It's been nearly four months since my trip to Prague. The envelope with all the usual mementos -- a leaflet from the hotel, an entrance ticket to a museum, a postcard -- is still on my desk, along with my handwritten travel journal. The photos are on my hard disk -- at least the ones I took with my iPhone; the ones taken with a proper camera had been downloaded to my hubby's hard drive, which went kaput as hard drives sometimes do. Much good all that does me, or my readers.
But lo and behold: lucky me is going abroad again. Without having properly documented the previous trip. Tut-tut. So before I pack my bags and fly off, I'd better get a couple of things off my chest:

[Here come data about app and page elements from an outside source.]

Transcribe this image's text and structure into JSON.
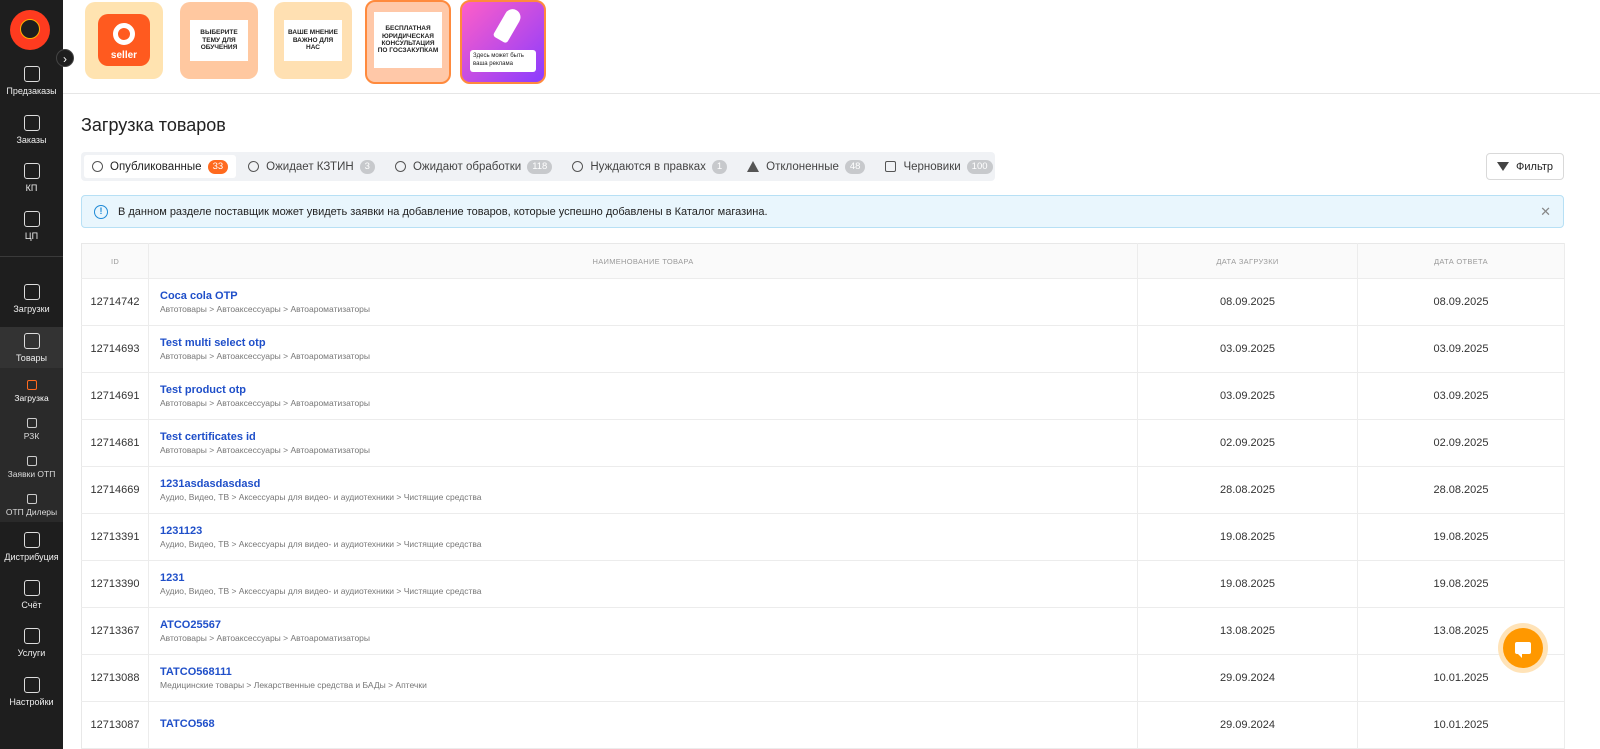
{
  "sidebar": {
    "items": [
      {
        "label": "Предзаказы",
        "icon": "preorder-icon"
      },
      {
        "label": "Заказы",
        "icon": "orders-icon"
      },
      {
        "label": "КП",
        "icon": "document-icon"
      },
      {
        "label": "ЦП",
        "icon": "bag-icon"
      },
      {
        "label": "Загрузки",
        "icon": "upload-icon"
      },
      {
        "label": "Товары",
        "icon": "goods-icon"
      },
      {
        "label": "Дистрибуция",
        "icon": "store-icon"
      },
      {
        "label": "Счёт",
        "icon": "bank-icon"
      },
      {
        "label": "Услуги",
        "icon": "services-icon"
      },
      {
        "label": "Настройки",
        "icon": "settings-icon"
      }
    ],
    "subitems": [
      {
        "label": "Загрузка"
      },
      {
        "label": "РЗК"
      },
      {
        "label": "Заявки ОТП"
      },
      {
        "label": "ОТП Дилеры"
      }
    ]
  },
  "banners": {
    "b1": "seller",
    "b2": "ВЫБЕРИТЕ ТЕМУ ДЛЯ ОБУЧЕНИЯ",
    "b3": "ВАШЕ МНЕНИЕ ВАЖНО ДЛЯ НАС",
    "b4": "БЕСПЛАТНАЯ ЮРИДИЧЕСКАЯ КОНСУЛЬТАЦИЯ ПО ГОСЗАКУПКАМ",
    "b5": "Здесь может быть ваша реклама"
  },
  "page": {
    "title": "Загрузка товаров"
  },
  "tabs": [
    {
      "label": "Опубликованные",
      "count": "33"
    },
    {
      "label": "Ожидает КЗТИН",
      "count": "3"
    },
    {
      "label": "Ожидают обработки",
      "count": "118"
    },
    {
      "label": "Нуждаются в правках",
      "count": "1"
    },
    {
      "label": "Отклоненные",
      "count": "48"
    },
    {
      "label": "Черновики",
      "count": "100"
    }
  ],
  "filter": {
    "label": "Фильтр"
  },
  "alert": {
    "text": "В данном разделе поставщик может увидеть заявки на добавление товаров, которые успешно добавлены в Каталог магазина.",
    "close": "✕"
  },
  "table": {
    "headers": [
      "ID",
      "Наименование товара",
      "Дата загрузки",
      "Дата ответа"
    ],
    "rows": [
      {
        "id": "12714742",
        "name": "Coca cola OTP",
        "category": "Автотовары > Автоаксессуары > Автоароматизаторы",
        "uploaded": "08.09.2025",
        "answered": "08.09.2025"
      },
      {
        "id": "12714693",
        "name": "Test multi select otp",
        "category": "Автотовары > Автоаксессуары > Автоароматизаторы",
        "uploaded": "03.09.2025",
        "answered": "03.09.2025"
      },
      {
        "id": "12714691",
        "name": "Test product otp",
        "category": "Автотовары > Автоаксессуары > Автоароматизаторы",
        "uploaded": "03.09.2025",
        "answered": "03.09.2025"
      },
      {
        "id": "12714681",
        "name": "Test certificates id",
        "category": "Автотовары > Автоаксессуары > Автоароматизаторы",
        "uploaded": "02.09.2025",
        "answered": "02.09.2025"
      },
      {
        "id": "12714669",
        "name": "1231asdasdasdasd",
        "category": "Аудио, Видео, ТВ > Аксессуары для видео- и аудиотехники > Чистящие средства",
        "uploaded": "28.08.2025",
        "answered": "28.08.2025"
      },
      {
        "id": "12713391",
        "name": "1231123",
        "category": "Аудио, Видео, ТВ > Аксессуары для видео- и аудиотехники > Чистящие средства",
        "uploaded": "19.08.2025",
        "answered": "19.08.2025"
      },
      {
        "id": "12713390",
        "name": "1231",
        "category": "Аудио, Видео, ТВ > Аксессуары для видео- и аудиотехники > Чистящие средства",
        "uploaded": "19.08.2025",
        "answered": "19.08.2025"
      },
      {
        "id": "12713367",
        "name": "ATCO25567",
        "category": "Автотовары > Автоаксессуары > Автоароматизаторы",
        "uploaded": "13.08.2025",
        "answered": "13.08.2025"
      },
      {
        "id": "12713088",
        "name": "TATCO568111",
        "category": "Медицинские товары > Лекарственные средства и БАДы > Аптечки",
        "uploaded": "29.09.2024",
        "answered": "10.01.2025"
      },
      {
        "id": "12713087",
        "name": "TATCO568",
        "category": "",
        "uploaded": "29.09.2024",
        "answered": "10.01.2025"
      }
    ]
  },
  "colors": {
    "accent": "#ff6a1f",
    "link": "#1f4fc9",
    "chat": "#ff9800"
  }
}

First of all, I wanted to share with you the image that has stayed with me from Prague. The one that's stuck in my mind and bothers me. It is not a pretty picture. It's not the beautiful old-world buildings, the amazing clock tower, the dizzying selection of handbags, nor the quirky modern statues nor winsome bands of musicians.
|Clock Tower, Prague|
|Bag shop, Prague|
|Musicians on Charles Bridge, Prague|
It was the beggars.
I don't have a single photo, but I can't get them out of my head. I didn't take pictures because I felt it was bad form; it would be demeaning, dehumanizing.
The beggars don't just stand or sit around. They crouch in the most abject posture I've ever seen. They crouch on their heels and bend forward, their forehead resting on the pavement, their arms stretched in front of them, holding a cup, tin, or their hat.
If you go to Google Images and type in "Prague beggars" you'll see exactly what I mean. Because plenty of tourists have found the sight worth photographing. Far fewer bothered to throw a few coins into the beggars' cup or hat, as far as I could see.
Every big city has its beggars and homeless people. But the Prague beggars are still there, as if begging me to remember them.
On to two happier thoughts:
- My Prague posts focused, inter alia, on my need for medical cannabis. I'm happy to report that I'm off cannabis. It didn't agree with me. Interfered with my concentration and my work. And I'm doing quite well without it.
- And now, here I am preparing for my France trip, the first in -- gosh, how long has it been? Eighteen years or so. As usual, I'm agonizing as to what to pack. Weather in my home town in Israel is still hot and humid and sticky. Flip-flops and flimsy-sleeveless-dress weather. Whereas in Paris and the Loire valley it's cool (in Israeli terms...). At least I'm not worrying about which books to take with: I've got my Kindle with scores of books on it :-)
Pity I didn't leave myself enough time to brush up on my high-school French. Am trying to make up for it last-minute with the aid of Duolingo.
Au revoir, mes amis!